© Author(s) 2020. This work is distributed under
the Creative Commons Attribution 4.0 License.

Sills Sautéing Shales: Did Karoo Intrusions into the Ecca Formation cause the Toarcian Ocean Anoxic Event?

Sean P. Gaynor1, Urs Schaltegger1, and Henrik Svensen2
Sean P. Gaynor et al.
  • 1University of Geneva, Sciences de la Terre et de l’Environnement, Department of Earth Sciences, Geneva, Switzerland
  • 2Physics of Geological Processes, University of Oslo, Oslo, Norway

Eruptions of Large Igneous Provinces (LIP) are commonly correlated with global climate change, and environmental, as well as biological, crises. However, establishing a causative link via chemical and physical proxies for global change is more complicated and often ambiguous. As technical improvements have allowed for increasingly higher precision dates especially in U/Pb dating, it is possible to better assess hypotheses connecting LIP’s and environmental impact via their contemporaneity.
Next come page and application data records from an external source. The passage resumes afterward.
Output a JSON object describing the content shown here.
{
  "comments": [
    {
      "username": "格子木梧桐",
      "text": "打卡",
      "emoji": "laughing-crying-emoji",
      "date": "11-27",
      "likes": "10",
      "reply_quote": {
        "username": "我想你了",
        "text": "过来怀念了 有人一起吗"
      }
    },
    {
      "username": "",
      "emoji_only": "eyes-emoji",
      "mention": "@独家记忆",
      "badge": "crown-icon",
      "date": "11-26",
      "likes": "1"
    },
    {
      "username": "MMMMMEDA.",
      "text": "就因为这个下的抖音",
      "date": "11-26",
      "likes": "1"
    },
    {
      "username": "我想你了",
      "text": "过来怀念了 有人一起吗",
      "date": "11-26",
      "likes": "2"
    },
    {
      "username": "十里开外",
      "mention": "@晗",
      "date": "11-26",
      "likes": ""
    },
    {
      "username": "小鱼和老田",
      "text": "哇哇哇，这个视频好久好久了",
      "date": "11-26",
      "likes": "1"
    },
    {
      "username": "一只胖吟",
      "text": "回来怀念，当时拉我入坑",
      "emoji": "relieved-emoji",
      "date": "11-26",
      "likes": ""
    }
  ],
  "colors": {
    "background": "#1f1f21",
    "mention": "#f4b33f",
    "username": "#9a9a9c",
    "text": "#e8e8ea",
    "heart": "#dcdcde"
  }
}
Here, we focus on the early Jurassic period, which includes a period of global change known as the Toarcian oceanic anoxic event (TOAE), as well as emplacement of the Karoo Large Igneous Province (K-LIP). Previous work has tied these two events together due to overlapping chronology and observed metamorphism and degassing (e.g., Svensen et al., 2012; Sell et al., 2014), and excellent exposure allows for extensive sampling of both the intrusive and extrusive components of the K-LIP. Therefore it is possible to directly study the influence of intrusive LIP magmatism on potential climate forcing.
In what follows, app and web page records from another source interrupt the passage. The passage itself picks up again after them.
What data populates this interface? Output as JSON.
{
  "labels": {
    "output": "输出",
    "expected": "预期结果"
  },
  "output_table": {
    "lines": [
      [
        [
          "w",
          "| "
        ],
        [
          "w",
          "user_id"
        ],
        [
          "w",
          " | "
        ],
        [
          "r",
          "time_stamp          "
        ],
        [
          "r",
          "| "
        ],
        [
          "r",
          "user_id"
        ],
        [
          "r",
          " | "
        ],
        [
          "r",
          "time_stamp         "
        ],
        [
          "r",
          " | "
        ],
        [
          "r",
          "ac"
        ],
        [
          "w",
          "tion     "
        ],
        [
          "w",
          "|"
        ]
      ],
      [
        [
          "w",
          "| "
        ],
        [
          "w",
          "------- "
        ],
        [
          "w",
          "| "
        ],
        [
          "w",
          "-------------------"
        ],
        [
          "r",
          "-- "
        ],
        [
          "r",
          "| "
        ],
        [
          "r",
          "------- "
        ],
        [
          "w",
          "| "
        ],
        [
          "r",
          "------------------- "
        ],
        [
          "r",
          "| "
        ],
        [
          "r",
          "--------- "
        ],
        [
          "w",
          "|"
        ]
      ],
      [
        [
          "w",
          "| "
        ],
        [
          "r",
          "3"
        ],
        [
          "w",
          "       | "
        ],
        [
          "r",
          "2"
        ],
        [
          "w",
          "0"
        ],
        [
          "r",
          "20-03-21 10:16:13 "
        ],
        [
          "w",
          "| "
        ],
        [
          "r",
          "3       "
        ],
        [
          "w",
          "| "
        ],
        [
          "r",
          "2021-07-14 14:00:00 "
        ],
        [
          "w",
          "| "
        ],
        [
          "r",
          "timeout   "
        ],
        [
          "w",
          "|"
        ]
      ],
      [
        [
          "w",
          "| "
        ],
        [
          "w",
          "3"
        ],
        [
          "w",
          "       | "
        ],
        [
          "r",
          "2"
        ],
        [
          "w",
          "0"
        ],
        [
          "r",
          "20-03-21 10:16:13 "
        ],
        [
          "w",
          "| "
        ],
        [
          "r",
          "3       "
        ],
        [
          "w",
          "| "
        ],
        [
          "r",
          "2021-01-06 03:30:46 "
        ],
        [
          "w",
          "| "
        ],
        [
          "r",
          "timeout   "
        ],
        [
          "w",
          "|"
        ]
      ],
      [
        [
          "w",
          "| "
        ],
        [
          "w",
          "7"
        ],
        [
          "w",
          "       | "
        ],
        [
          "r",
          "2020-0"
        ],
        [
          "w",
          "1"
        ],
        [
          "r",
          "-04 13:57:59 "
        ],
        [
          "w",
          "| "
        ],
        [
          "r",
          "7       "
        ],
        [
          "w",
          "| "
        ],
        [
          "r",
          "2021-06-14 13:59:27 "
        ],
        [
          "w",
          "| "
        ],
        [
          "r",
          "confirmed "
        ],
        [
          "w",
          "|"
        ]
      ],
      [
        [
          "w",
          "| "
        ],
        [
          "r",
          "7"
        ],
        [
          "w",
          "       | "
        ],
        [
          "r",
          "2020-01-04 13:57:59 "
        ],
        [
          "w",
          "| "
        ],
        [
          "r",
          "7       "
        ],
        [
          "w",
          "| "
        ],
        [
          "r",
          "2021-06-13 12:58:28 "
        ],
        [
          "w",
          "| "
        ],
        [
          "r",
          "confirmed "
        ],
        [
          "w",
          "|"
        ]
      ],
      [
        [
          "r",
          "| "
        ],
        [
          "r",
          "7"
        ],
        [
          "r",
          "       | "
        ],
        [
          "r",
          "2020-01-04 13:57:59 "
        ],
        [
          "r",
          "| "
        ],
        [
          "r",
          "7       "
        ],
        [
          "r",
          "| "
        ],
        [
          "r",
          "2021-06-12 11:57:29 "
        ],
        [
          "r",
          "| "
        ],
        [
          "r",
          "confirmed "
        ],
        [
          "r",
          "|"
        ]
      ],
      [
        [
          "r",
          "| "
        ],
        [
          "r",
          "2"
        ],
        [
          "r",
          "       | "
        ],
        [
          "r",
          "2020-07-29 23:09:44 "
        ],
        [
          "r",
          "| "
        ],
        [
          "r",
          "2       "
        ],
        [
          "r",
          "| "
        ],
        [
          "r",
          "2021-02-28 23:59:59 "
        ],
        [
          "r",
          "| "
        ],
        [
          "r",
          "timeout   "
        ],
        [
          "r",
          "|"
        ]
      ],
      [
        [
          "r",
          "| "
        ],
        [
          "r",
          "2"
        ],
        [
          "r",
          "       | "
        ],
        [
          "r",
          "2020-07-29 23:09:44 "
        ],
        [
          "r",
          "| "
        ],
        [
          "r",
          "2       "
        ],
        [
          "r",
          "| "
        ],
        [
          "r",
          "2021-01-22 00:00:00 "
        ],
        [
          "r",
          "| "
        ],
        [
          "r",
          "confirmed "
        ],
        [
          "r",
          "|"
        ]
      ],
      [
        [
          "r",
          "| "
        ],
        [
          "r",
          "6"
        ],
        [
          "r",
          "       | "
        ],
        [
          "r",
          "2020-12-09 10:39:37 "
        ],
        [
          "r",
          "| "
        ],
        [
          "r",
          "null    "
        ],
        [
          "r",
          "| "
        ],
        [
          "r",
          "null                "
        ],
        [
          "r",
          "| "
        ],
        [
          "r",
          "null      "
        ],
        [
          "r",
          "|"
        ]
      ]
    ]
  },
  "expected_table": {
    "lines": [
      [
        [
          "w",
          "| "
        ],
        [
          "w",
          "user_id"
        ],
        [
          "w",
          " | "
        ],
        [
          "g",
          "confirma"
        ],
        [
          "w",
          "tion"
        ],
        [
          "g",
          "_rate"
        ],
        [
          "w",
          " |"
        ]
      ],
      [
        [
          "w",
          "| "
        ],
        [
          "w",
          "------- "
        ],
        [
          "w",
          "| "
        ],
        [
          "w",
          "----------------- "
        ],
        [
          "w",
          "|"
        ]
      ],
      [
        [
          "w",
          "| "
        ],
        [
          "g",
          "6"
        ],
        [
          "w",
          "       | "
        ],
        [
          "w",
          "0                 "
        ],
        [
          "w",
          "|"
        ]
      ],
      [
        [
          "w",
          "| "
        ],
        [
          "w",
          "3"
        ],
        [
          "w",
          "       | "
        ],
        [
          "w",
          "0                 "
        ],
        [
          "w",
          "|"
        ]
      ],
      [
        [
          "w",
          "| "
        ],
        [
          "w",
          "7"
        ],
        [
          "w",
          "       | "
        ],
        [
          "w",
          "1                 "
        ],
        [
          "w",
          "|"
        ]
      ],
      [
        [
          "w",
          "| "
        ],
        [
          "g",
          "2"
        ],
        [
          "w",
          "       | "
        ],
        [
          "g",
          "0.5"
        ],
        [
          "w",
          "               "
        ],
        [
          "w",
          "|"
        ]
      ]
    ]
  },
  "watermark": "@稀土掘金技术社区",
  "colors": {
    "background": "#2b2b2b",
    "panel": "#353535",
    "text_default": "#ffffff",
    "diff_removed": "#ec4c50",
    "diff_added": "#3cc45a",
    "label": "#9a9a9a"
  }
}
The K-LIP is comprised of a suite of basaltic lava flows, sills, dike swarms, centered in southern Africa. Approximately 340,000 km3 of sills are interlaid within the Karoo Basin, and therefore served as significant heat source to the basin upon emplacement. While much of the sedimentary rocks of the basin are siliciclastic, the Ecca Group contains organic-rich facies and hosts 160,000 km3 of basaltic sills (Svensen et al., 2012). This unit is therefore uniquely capable of generating large volumes of thermogenic gas through thermal metamorphism of the organic matter of the shale. Previous mass balance calculations indicate that between 7,000 and 27,000 Gt of CO2 equivalents was released through metamorphic reactions in contact aureoles within the Ecca Group (Svensen et al. 2007). If intrusive magmatism was short lived within this formation, causing rapid volatilization and degassing from the shales, than this event could represent a mechanism to drive a short pulse of global climate change. Previous studies have shown that intrusions are coeval with the TOAE (Svensen et al., 2012; Corfu et al. 2016), however higher-precision geochronology data from the sills is necessary to determine if the flux and timing of thermogenic gases from the basin was sufficiently high to destabilize Earth’s climate. In order to test the hypothesis, we present single crystal U-Pb zircon dates from sills across the Ecca Group. These data will be used (i) to quantify the duration and flux rate of carbon gas during the intrusive event, and (ii) to better understand how and to what extent K-LIP intrusive activity and associated thermogenic gas release of Ecca wall rocks were able to drive global climate change.


Corfu, F., et al., (2016) EPSL, 434, 349-352.

Sell, B., et al., (2014) EPSL, 408, 48-56.

Svensen, H., et al., (2007) EPSL, 3-4, 554-566.

Svensen, H., et al., (2012) EPSL, 325-326, 1–9.

How to cite: Gaynor, S. P., Schaltegger, U., and Svensen, H.: Sills Sautéing Shales: Did Karoo Intrusions into the Ecca Formation cause the Toarcian Ocean Anoxic Event?, EGU General Assembly 2020, Online, 4–8 May 2020, EGU2020-4145,, 2020